RECORDS FOR THE TASK
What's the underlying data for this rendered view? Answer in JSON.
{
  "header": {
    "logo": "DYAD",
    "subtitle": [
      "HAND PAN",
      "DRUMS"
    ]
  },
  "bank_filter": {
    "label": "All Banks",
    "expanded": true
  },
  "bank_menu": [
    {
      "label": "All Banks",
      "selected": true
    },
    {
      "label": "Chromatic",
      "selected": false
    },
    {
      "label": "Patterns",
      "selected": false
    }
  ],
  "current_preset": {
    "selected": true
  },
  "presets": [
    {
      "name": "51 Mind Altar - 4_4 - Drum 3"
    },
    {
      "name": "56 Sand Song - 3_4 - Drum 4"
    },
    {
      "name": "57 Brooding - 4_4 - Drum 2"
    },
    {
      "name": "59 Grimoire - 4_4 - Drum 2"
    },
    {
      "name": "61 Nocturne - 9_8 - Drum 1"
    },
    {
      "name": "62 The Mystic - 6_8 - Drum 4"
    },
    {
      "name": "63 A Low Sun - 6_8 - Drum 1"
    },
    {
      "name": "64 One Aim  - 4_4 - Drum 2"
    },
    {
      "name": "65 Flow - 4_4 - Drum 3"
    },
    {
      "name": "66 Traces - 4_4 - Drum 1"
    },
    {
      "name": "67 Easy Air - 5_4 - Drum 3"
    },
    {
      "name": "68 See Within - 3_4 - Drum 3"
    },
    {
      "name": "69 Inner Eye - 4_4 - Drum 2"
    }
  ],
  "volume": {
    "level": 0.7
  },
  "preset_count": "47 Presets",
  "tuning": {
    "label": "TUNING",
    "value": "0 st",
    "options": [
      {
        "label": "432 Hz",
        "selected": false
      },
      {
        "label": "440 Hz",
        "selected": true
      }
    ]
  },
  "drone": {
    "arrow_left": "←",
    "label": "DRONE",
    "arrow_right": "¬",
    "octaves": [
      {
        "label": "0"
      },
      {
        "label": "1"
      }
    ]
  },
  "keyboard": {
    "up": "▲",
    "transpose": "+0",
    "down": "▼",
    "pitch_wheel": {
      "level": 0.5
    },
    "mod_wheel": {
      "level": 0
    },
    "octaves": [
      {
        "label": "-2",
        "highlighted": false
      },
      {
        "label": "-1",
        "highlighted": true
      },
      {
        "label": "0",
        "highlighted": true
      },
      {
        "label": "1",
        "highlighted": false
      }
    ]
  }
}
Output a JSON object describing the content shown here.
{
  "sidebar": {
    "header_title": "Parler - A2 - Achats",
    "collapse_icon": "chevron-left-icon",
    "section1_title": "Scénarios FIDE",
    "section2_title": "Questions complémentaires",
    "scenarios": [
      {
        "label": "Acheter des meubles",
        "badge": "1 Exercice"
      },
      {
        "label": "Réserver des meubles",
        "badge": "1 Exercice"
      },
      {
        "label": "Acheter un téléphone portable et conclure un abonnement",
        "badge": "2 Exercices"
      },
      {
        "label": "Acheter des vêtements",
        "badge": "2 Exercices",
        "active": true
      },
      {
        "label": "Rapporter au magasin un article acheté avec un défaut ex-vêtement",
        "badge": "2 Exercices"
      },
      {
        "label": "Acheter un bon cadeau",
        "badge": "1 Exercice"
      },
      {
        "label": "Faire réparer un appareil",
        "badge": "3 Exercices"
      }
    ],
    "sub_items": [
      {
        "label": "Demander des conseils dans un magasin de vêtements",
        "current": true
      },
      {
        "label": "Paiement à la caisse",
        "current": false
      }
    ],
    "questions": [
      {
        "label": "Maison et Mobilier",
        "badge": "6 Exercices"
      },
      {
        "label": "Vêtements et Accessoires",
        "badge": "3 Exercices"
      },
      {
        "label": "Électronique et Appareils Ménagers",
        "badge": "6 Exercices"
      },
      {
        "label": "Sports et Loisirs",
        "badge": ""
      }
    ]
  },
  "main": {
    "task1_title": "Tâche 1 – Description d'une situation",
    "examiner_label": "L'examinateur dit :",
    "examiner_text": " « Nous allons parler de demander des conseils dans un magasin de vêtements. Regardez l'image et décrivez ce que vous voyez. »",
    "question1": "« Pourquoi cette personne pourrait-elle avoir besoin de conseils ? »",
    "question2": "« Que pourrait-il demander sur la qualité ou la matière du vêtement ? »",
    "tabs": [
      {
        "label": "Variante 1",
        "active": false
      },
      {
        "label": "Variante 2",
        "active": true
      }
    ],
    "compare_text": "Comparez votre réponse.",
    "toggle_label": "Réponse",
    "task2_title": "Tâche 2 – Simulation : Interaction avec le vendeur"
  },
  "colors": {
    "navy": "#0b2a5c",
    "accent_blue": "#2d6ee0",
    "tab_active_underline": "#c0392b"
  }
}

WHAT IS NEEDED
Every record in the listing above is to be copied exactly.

SOLUTION BELOW
What's the underlying data for this rendered view? Answer in JSON.
{
  "header": {
    "logo": "DYAD",
    "subtitle": [
      "HAND PAN",
      "DRUMS"
    ]
  },
  "bank_filter": {
    "label": "All Banks",
    "expanded": true
  },
  "bank_menu": [
    {
      "label": "All Banks",
      "selected": true
    },
    {
      "label": "Chromatic",
      "selected": false
    },
    {
      "label": "Patterns",
      "selected": false
    }
  ],
  "current_preset": {
    "selected": true
  },
  "presets": [
    {
      "name": "51 Mind Altar - 4_4 - Drum 3"
    },
    {
      "name": "56 Sand Song - 3_4 - Drum 4"
    },
    {
      "name": "57 Brooding - 4_4 - Drum 2"
    },
    {
      "name": "59 Grimoire - 4_4 - Drum 2"
    },
    {
      "name": "61 Nocturne - 9_8 - Drum 1"
    },
    {
      "name": "62 The Mystic - 6_8 - Drum 4"
    },
    {
      "name": "63 A Low Sun - 6_8 - Drum 1"
    },
    {
      "name": "64 One Aim  - 4_4 - Drum 2"
    },
    {
      "name": "65 Flow - 4_4 - Drum 3"
    },
    {
      "name": "66 Traces - 4_4 - Drum 1"
    },
    {
      "name": "67 Easy Air - 5_4 - Drum 3"
    },
    {
      "name": "68 See Within - 3_4 - Drum 3"
    },
    {
      "name": "69 Inner Eye - 4_4 - Drum 2"
    }
  ],
  "volume": {
    "level": 0.7
  },
  "preset_count": "47 Presets",
  "tuning": {
    "label": "TUNING",
    "value": "0 st",
    "options": [
      {
        "label": "432 Hz",
        "selected": false
      },
      {
        "label": "440 Hz",
        "selected": true
      }
    ]
  },
  "drone": {
    "arrow_left": "←",
    "label": "DRONE",
    "arrow_right": "¬",
    "octaves": [
      {
        "label": "0"
      },
      {
        "label": "1"
      }
    ]
  },
  "keyboard": {
    "up": "▲",
    "transpose": "+0",
    "down": "▼",
    "pitch_wheel": {
      "level": 0.5
    },
    "mod_wheel": {
      "level": 0
    },
    "octaves": [
      {
        "label": "-2",
        "highlighted": false
      },
      {
        "label": "-1",
        "highlighted": true
      },
      {
        "label": "0",
        "highlighted": true
      },
      {
        "label": "1",
        "highlighted": false
      }
    ]
  }
}
Output a JSON object describing the content shown here.
{
  "sidebar": {
    "header_title": "Parler - A2 - Achats",
    "collapse_icon": "chevron-left-icon",
    "section1_title": "Scénarios FIDE",
    "section2_title": "Questions complémentaires",
    "scenarios": [
      {
        "label": "Acheter des meubles",
        "badge": "1 Exercice"
      },
      {
        "label": "Réserver des meubles",
        "badge": "1 Exercice"
      },
      {
        "label": "Acheter un téléphone portable et conclure un abonnement",
        "badge": "2 Exercices"
      },
      {
        "label": "Acheter des vêtements",
        "badge": "2 Exercices",
        "active": true
      },
      {
        "label": "Rapporter au magasin un article acheté avec un défaut ex-vêtement",
        "badge": "2 Exercices"
      },
      {
        "label": "Acheter un bon cadeau",
        "badge": "1 Exercice"
      },
      {
        "label": "Faire réparer un appareil",
        "badge": "3 Exercices"
      }
    ],
    "sub_items": [
      {
        "label": "Demander des conseils dans un magasin de vêtements",
        "current": true
      },
      {
        "label": "Paiement à la caisse",
        "current": false
      }
    ],
    "questions": [
      {
        "label": "Maison et Mobilier",
        "badge": "6 Exercices"
      },
      {
        "label": "Vêtements et Accessoires",
        "badge": "3 Exercices"
      },
      {
        "label": "Électronique et Appareils Ménagers",
        "badge": "6 Exercices"
      },
      {
        "label": "Sports et Loisirs",
        "badge": ""
      }
    ]
  },
  "main": {
    "task1_title": "Tâche 1 – Description d'une situation",
    "examiner_label": "L'examinateur dit :",
    "examiner_text": " « Nous allons parler de demander des conseils dans un magasin de vêtements. Regardez l'image et décrivez ce que vous voyez. »",
    "question1": "« Pourquoi cette personne pourrait-elle avoir besoin de conseils ? »",
    "question2": "« Que pourrait-il demander sur la qualité ou la matière du vêtement ? »",
    "tabs": [
      {
        "label": "Variante 1",
        "active": false
      },
      {
        "label": "Variante 2",
        "active": true
      }
    ],
    "compare_text": "Comparez votre réponse.",
    "toggle_label": "Réponse",
    "task2_title": "Tâche 2 – Simulation : Interaction avec le vendeur"
  },
  "colors": {
    "navy": "#0b2a5c",
    "accent_blue": "#2d6ee0",
    "tab_active_underline": "#c0392b"
  }
}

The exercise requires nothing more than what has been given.